__WORK TASK__:
Each entry below needs to be reproduced exactly as given.

Website and app data records
----------------

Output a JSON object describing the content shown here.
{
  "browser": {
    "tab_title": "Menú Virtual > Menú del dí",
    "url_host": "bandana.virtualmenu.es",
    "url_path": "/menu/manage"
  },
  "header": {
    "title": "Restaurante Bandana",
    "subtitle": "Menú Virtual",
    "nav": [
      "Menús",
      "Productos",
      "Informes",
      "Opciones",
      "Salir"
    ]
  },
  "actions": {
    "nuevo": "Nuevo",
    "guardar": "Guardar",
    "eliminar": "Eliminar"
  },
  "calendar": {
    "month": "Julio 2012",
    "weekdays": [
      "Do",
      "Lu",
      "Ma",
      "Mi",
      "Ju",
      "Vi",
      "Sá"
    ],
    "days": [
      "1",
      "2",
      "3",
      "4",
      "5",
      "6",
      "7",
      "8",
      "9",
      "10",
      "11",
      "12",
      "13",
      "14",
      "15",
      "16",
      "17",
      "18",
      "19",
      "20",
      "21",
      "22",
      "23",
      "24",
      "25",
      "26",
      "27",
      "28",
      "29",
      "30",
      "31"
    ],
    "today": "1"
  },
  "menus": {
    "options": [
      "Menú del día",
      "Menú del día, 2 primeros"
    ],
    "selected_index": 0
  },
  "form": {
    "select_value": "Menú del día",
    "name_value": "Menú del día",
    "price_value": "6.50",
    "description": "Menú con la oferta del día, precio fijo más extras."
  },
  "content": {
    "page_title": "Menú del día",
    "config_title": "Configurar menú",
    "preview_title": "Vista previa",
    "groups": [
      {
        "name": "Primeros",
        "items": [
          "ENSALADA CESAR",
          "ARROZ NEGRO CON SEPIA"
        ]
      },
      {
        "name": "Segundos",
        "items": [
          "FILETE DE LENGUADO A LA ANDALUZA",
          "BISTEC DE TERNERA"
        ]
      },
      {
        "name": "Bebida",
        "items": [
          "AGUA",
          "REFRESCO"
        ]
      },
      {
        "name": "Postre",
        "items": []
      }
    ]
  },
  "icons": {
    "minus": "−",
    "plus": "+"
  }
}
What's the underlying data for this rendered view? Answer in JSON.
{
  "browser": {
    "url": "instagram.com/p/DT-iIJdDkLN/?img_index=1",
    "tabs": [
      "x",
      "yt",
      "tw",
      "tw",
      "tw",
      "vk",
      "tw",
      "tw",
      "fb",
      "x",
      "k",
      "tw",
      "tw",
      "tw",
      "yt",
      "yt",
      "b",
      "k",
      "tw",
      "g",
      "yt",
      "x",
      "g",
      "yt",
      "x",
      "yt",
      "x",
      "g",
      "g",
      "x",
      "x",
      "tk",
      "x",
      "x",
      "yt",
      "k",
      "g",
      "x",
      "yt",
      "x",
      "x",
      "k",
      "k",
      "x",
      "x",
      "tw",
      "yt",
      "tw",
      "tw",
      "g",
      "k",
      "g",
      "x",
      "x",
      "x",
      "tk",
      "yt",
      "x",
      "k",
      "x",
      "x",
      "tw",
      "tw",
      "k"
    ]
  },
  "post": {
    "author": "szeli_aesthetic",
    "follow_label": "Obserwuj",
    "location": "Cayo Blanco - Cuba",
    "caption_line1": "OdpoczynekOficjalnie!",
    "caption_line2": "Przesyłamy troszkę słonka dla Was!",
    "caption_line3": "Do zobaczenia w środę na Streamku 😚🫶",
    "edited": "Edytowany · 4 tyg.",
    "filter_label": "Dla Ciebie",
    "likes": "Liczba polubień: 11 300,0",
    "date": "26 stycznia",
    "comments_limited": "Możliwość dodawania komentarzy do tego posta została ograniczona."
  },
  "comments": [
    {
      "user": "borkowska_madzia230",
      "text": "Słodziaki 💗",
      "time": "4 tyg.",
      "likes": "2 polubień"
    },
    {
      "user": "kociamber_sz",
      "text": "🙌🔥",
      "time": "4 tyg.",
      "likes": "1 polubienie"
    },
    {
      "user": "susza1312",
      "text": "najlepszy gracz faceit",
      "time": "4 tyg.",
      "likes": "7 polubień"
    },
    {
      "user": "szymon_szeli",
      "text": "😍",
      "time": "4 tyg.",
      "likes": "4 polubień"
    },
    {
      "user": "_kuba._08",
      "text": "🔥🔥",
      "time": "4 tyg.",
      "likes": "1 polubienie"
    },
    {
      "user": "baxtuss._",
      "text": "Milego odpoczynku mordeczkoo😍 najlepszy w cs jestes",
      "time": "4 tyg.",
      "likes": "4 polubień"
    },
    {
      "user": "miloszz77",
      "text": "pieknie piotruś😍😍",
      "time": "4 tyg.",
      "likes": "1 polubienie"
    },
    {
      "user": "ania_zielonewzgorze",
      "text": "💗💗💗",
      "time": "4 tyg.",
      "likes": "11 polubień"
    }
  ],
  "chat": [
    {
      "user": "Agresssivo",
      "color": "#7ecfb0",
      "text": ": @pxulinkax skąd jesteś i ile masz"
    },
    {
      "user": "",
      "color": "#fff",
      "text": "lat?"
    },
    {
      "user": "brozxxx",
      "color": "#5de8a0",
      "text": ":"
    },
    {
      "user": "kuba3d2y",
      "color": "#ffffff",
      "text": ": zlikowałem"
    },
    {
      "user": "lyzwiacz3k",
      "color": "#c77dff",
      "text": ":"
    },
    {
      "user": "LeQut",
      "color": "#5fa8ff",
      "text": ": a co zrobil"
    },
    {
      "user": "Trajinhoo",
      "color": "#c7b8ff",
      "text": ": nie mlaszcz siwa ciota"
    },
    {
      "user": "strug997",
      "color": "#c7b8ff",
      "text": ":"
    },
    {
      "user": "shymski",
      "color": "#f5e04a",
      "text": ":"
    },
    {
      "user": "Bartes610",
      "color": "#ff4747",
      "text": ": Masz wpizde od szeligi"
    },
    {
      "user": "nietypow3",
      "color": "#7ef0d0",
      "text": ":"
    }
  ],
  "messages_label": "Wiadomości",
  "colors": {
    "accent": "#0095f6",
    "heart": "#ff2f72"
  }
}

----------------

__ANSWER FOR THE TASK__:
Output a JSON object describing the content shown here.
{
  "browser": {
    "tab_title": "Menú Virtual > Menú del dí",
    "url_host": "bandana.virtualmenu.es",
    "url_path": "/menu/manage"
  },
  "header": {
    "title": "Restaurante Bandana",
    "subtitle": "Menú Virtual",
    "nav": [
      "Menús",
      "Productos",
      "Informes",
      "Opciones",
      "Salir"
    ]
  },
  "actions": {
    "nuevo": "Nuevo",
    "guardar": "Guardar",
    "eliminar": "Eliminar"
  },
  "calendar": {
    "month": "Julio 2012",
    "weekdays": [
      "Do",
      "Lu",
      "Ma",
      "Mi",
      "Ju",
      "Vi",
      "Sá"
    ],
    "days": [
      "1",
      "2",
      "3",
      "4",
      "5",
      "6",
      "7",
      "8",
      "9",
      "10",
      "11",
      "12",
      "13",
      "14",
      "15",
      "16",
      "17",
      "18",
      "19",
      "20",
      "21",
      "22",
      "23",
      "24",
      "25",
      "26",
      "27",
      "28",
      "29",
      "30",
      "31"
    ],
    "today": "1"
  },
  "menus": {
    "options": [
      "Menú del día",
      "Menú del día, 2 primeros"
    ],
    "selected_index": 0
  },
  "form": {
    "select_value": "Menú del día",
    "name_value": "Menú del día",
    "price_value": "6.50",
    "description": "Menú con la oferta del día, precio fijo más extras."
  },
  "content": {
    "page_title": "Menú del día",
    "config_title": "Configurar menú",
    "preview_title": "Vista previa",
    "groups": [
      {
        "name": "Primeros",
        "items": [
          "ENSALADA CESAR",
          "ARROZ NEGRO CON SEPIA"
        ]
      },
      {
        "name": "Segundos",
        "items": [
          "FILETE DE LENGUADO A LA ANDALUZA",
          "BISTEC DE TERNERA"
        ]
      },
      {
        "name": "Bebida",
        "items": [
          "AGUA",
          "REFRESCO"
        ]
      },
      {
        "name": "Postre",
        "items": []
      }
    ]
  },
  "icons": {
    "minus": "−",
    "plus": "+"
  }
}
What's the underlying data for this rendered view? Answer in JSON.
{
  "browser": {
    "url": "instagram.com/p/DT-iIJdDkLN/?img_index=1",
    "tabs": [
      "x",
      "yt",
      "tw",
      "tw",
      "tw",
      "vk",
      "tw",
      "tw",
      "fb",
      "x",
      "k",
      "tw",
      "tw",
      "tw",
      "yt",
      "yt",
      "b",
      "k",
      "tw",
      "g",
      "yt",
      "x",
      "g",
      "yt",
      "x",
      "yt",
      "x",
      "g",
      "g",
      "x",
      "x",
      "tk",
      "x",
      "x",
      "yt",
      "k",
      "g",
      "x",
      "yt",
      "x",
      "x",
      "k",
      "k",
      "x",
      "x",
      "tw",
      "yt",
      "tw",
      "tw",
      "g",
      "k",
      "g",
      "x",
      "x",
      "x",
      "tk",
      "yt",
      "x",
      "k",
      "x",
      "x",
      "tw",
      "tw",
      "k"
    ]
  },
  "post": {
    "author": "szeli_aesthetic",
    "follow_label": "Obserwuj",
    "location": "Cayo Blanco - Cuba",
    "caption_line1": "OdpoczynekOficjalnie!",
    "caption_line2": "Przesyłamy troszkę słonka dla Was!",
    "caption_line3": "Do zobaczenia w środę na Streamku 😚🫶",
    "edited": "Edytowany · 4 tyg.",
    "filter_label": "Dla Ciebie",
    "likes": "Liczba polubień: 11 300,0",
    "date": "26 stycznia",
    "comments_limited": "Możliwość dodawania komentarzy do tego posta została ograniczona."
  },
  "comments": [
    {
      "user": "borkowska_madzia230",
      "text": "Słodziaki 💗",
      "time": "4 tyg.",
      "likes": "2 polubień"
    },
    {
      "user": "kociamber_sz",
      "text": "🙌🔥",
      "time": "4 tyg.",
      "likes": "1 polubienie"
    },
    {
      "user": "susza1312",
      "text": "najlepszy gracz faceit",
      "time": "4 tyg.",
      "likes": "7 polubień"
    },
    {
      "user": "szymon_szeli",
      "text": "😍",
      "time": "4 tyg.",
      "likes": "4 polubień"
    },
    {
      "user": "_kuba._08",
      "text": "🔥🔥",
      "time": "4 tyg.",
      "likes": "1 polubienie"
    },
    {
      "user": "baxtuss._",
      "text": "Milego odpoczynku mordeczkoo😍 najlepszy w cs jestes",
      "time": "4 tyg.",
      "likes": "4 polubień"
    },
    {
      "user": "miloszz77",
      "text": "pieknie piotruś😍😍",
      "time": "4 tyg.",
      "likes": "1 polubienie"
    },
    {
      "user": "ania_zielonewzgorze",
      "text": "💗💗💗",
      "time": "4 tyg.",
      "likes": "11 polubień"
    }
  ],
  "chat": [
    {
      "user": "Agresssivo",
      "color": "#7ecfb0",
      "text": ": @pxulinkax skąd jesteś i ile masz"
    },
    {
      "user": "",
      "color": "#fff",
      "text": "lat?"
    },
    {
      "user": "brozxxx",
      "color": "#5de8a0",
      "text": ":"
    },
    {
      "user": "kuba3d2y",
      "color": "#ffffff",
      "text": ": zlikowałem"
    },
    {
      "user": "lyzwiacz3k",
      "color": "#c77dff",
      "text": ":"
    },
    {
      "user": "LeQut",
      "color": "#5fa8ff",
      "text": ": a co zrobil"
    },
    {
      "user": "Trajinhoo",
      "color": "#c7b8ff",
      "text": ": nie mlaszcz siwa ciota"
    },
    {
      "user": "strug997",
      "color": "#c7b8ff",
      "text": ":"
    },
    {
      "user": "shymski",
      "color": "#f5e04a",
      "text": ":"
    },
    {
      "user": "Bartes610",
      "color": "#ff4747",
      "text": ": Masz wpizde od szeligi"
    },
    {
      "user": "nietypow3",
      "color": "#7ef0d0",
      "text": ":"
    }
  ],
  "messages_label": "Wiadomości",
  "colors": {
    "accent": "#0095f6",
    "heart": "#ff2f72"
  }
}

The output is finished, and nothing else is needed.